1 percent improvement journey can be sometimes quite frustrating because results are not very immediate and unnoticeable but these series of getting marginal improvements and their aggregation are meaningful and fruitful in the long run.
The science behind 1 percent rule
If you improve by 1 percent every day for a year you will end up becoming 37.78 percent better by the year-end. Conversely, if you get 1 percent worse each day for a year, you will be declined down to zero.
1% better everyday 1.01³⁶⁵ = 37.781% worse everyday 0.99³⁶⁵ = 0.03
Success is a few simple disciplines, practiced every day; while failure is simply a few errors in judgment, repeated every day — Jim Rohn
The best way to succeed in life is to form good habits. Today, we all live in a society where everybody is focused on the outcome rather than building good habits. Good habits are the process behind your success. If you want to reduce weight then you should form better eating and exercising habits, similarly, if you want to be a famous singer then you have to manifest singing habits.
“Habits are the compound interest of self improvement”
2. Forget About Results, Focus on Systems Instead
James Clear wrote in one of his best selling books: Atomic Habits
“Prevailing wisdom claims that the best way to achieve what we want in life — getting into better shape, building a successful business, relaxing more and worrying less, spending more time with friends and family — is to set specific, actionable goals.”
For a plethora of years, this is exactly how I have been approaching my life too. I was so result-oriented that everything had become a goal for me from scoring a good percentage in my college to get placed in Google. Though I was able to achieve a good CGPA but failed to crack Google’s interview and missing my target just by a few inches. I realized that the fault is not in stars but the method.
Let me summarise this with the help of an example
- If you’re an aspiring entrepreneur and your result is to build a million‐dollar business
Your system should be to test innovative product ideas on regular intervals, hire employees, and run marketing campaigns
- If you’re an aspiring gym enthusiast and your end goal is to increase the size of your bicep to 18 inches
Your system should be how often you hit the gym and train your bicep muscle.
The goal in any sport is to finish with the best score, but it would be ridiculous to play the entire game staring at the scoreboard. The only method to win and be successful is to get better each day. In the words of three‐time Super Bowl winner Bill Walsh, “The score takes care of itself”.
We often say that we are bound with daily activities and crib about not having enough time. Most of the people spend their precious time doing not so important activities like procrastination, checkout out social media, etc.

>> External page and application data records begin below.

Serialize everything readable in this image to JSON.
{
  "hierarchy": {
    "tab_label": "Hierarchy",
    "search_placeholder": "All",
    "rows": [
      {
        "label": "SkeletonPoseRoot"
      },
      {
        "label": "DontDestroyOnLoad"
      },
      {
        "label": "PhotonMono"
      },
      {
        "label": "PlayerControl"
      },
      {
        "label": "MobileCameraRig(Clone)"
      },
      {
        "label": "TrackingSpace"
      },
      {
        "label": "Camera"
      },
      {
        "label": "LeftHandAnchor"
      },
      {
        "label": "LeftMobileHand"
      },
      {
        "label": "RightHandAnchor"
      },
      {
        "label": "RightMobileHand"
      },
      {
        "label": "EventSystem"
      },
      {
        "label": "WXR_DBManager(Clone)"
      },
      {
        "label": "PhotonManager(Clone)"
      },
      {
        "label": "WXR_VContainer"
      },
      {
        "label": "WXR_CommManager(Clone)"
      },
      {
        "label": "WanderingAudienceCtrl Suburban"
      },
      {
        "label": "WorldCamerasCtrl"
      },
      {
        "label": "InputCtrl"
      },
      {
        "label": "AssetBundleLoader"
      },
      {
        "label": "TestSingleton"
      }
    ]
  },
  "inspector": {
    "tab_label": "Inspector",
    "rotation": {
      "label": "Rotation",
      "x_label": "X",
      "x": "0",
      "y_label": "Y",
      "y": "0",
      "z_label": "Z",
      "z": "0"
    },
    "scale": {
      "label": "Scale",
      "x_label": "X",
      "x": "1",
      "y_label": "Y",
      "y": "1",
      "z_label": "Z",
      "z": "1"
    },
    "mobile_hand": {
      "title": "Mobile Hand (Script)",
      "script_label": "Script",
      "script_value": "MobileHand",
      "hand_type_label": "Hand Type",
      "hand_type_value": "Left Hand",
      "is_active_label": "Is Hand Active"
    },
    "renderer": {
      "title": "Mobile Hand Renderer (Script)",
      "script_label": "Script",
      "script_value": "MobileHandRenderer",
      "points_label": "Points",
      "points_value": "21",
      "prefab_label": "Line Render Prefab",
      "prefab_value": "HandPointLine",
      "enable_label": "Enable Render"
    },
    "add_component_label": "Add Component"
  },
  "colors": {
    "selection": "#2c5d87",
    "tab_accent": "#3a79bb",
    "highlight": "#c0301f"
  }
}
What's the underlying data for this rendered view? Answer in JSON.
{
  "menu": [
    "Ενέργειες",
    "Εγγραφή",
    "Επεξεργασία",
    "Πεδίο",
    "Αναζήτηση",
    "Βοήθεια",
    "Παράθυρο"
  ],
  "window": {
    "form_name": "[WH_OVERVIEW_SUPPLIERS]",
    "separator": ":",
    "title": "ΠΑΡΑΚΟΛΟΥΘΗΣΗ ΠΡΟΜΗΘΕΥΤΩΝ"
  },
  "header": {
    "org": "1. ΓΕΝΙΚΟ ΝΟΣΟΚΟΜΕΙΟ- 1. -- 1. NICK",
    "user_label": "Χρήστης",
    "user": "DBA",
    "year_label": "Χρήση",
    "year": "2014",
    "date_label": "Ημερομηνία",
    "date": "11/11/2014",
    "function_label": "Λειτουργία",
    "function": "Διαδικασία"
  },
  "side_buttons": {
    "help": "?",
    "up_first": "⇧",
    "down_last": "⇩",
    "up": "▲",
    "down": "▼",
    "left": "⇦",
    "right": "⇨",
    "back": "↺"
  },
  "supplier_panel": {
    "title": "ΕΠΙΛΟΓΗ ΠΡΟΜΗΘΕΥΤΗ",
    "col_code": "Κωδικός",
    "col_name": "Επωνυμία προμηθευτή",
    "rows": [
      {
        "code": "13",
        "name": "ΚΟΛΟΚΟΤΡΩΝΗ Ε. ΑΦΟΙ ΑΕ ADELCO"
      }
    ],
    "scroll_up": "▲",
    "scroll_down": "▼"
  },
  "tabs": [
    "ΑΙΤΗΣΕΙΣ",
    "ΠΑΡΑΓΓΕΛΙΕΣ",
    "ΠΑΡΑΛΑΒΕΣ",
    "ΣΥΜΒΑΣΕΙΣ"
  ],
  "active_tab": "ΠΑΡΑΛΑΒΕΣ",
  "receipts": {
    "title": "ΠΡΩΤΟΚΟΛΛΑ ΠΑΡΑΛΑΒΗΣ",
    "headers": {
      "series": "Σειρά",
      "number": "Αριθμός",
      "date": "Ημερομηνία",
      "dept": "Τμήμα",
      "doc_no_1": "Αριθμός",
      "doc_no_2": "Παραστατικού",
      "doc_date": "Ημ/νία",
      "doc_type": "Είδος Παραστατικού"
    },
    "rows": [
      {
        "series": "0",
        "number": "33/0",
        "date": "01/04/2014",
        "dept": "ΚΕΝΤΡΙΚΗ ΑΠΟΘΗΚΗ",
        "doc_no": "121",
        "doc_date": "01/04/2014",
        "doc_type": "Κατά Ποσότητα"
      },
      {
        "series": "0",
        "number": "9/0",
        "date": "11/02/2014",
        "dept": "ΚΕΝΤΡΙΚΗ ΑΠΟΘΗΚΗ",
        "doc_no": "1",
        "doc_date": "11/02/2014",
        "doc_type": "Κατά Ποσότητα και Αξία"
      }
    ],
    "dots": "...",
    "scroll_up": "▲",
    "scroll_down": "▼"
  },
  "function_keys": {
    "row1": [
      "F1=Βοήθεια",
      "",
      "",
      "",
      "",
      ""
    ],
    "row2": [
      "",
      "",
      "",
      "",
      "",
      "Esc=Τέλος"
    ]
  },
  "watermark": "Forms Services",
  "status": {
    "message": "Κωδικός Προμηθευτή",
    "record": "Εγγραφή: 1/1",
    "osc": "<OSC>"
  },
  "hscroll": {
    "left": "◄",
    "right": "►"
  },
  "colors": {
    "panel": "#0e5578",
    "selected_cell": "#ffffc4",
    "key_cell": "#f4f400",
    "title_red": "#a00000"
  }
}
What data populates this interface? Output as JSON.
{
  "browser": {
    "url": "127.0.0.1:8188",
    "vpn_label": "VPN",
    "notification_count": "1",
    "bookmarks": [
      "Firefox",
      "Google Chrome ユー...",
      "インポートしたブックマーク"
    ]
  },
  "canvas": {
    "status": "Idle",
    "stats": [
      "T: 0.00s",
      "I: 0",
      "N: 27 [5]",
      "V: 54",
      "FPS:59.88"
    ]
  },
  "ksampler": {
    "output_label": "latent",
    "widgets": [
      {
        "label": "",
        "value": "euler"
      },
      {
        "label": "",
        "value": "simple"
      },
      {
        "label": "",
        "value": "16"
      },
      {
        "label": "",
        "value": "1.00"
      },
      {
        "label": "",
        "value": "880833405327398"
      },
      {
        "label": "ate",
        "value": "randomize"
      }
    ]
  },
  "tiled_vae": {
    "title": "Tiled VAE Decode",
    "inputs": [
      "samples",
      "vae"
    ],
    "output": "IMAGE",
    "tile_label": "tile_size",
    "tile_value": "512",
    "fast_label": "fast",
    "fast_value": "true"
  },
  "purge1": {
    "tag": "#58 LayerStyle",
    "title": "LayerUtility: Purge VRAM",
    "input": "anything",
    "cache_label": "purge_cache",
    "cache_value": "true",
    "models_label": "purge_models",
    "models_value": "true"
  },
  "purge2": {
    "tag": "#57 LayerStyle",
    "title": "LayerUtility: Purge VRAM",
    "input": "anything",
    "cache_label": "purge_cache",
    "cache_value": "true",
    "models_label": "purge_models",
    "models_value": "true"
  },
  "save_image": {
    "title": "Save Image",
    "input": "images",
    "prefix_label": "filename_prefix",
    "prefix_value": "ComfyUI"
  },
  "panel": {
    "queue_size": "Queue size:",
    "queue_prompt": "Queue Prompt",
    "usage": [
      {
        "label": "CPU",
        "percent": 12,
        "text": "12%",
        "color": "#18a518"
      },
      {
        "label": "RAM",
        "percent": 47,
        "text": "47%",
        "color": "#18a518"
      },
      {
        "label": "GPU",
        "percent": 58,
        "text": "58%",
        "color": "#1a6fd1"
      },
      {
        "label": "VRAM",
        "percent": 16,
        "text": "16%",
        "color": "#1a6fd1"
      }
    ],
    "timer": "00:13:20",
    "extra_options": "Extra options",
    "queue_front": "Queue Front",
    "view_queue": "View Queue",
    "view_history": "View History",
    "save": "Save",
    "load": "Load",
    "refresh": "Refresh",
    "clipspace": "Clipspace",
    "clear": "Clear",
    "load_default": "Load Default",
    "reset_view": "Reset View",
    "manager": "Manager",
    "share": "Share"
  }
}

According to a survey, average people spend about 135 minutes a day on social media which is about 10% of your day. Can you imagine how much difference we can make in our lives by giving ourselves just 20 minutes a day? Out of 1440 minutes (24 * 60), can’t we spare 20 minutes, dedicated only for self-improvements? It could be either for reading books, meditation, exercising or listening to podcasts. These 20 minutes of 1 percent improvement will ultimately lead you to be 37.78% better you.
There are many more topics we need to discuss in detail, follow me and keep an eye on this place. In the next few posts I will be writing in detail about the following topics:
- The P — PC rule.
- Are you correctly consuming fruits?
- Learn about compound exercises.
Please share your thoughts about this article in the comment section or share it on twitter and don’t forget to follow me on Medium.
Thanks for reading 😊 Cheers, keep learning and sharing 😊
Excerpted from Atomic Habits: An Easy & Proven Way to Build Good Habits & Break Bad Ones by James Clear.